The FBI reportedly is probing whether any federal wiretap laws were violated.
The FBI reportedly is probing whether any federal wiretap laws were violated.

A Pennsylvania school district accused of secretly switching on laptop computer webcams inside students’ homes is under investigation by federal authorities, a law-enforcement official with knowledge of the case told the Associated Press (AP).

For its part, the district says it never used webcam images to monitor or discipline students and believes one of its administrators has been “unfairly portrayed and unjustly attacked.”

The Federal Bureau of Investigation will look into whether any federal wiretap or computer-intrusion laws were violated by Lower Merion School District officials, the official—who spoke on condition of anonymity—told the AP on Feb. 19.…Read More

School district sued for using webcams to spy on students

Students reportedly have put tape over the webcams in their school-issued laptops in light of the allegations.
Students reportedly have put tape over the webcams in their school-issued laptops in light of the allegations.

A suburban Philadelphia school district used the webcams in school-issued laptop computers to spy on students at home, potentially catching them and their families in compromising situations, a family claims in a federal lawsuit.

Lower Merion School District officials would not comment on the accusation, but angry students already have responded by putting tape on their laptop cameras and microphones.

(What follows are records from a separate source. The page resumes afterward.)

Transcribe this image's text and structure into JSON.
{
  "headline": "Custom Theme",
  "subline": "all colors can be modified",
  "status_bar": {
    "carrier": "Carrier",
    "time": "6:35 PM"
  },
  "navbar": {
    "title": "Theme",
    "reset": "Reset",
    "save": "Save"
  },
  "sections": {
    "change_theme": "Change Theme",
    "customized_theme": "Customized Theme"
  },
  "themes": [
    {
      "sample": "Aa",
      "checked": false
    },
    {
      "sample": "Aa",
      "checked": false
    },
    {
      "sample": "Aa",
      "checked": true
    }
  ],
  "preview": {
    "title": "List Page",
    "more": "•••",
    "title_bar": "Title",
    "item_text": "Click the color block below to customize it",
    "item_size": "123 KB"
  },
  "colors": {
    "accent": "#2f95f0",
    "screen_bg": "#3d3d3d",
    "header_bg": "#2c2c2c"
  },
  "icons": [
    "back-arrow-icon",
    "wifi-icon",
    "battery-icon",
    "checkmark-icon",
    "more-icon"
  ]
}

Sophomore Tom Halperin described students as “pretty disgusted” and noted that his class recently read 1984, the George Orwell classic that coined the term “Big Brother.”…Read More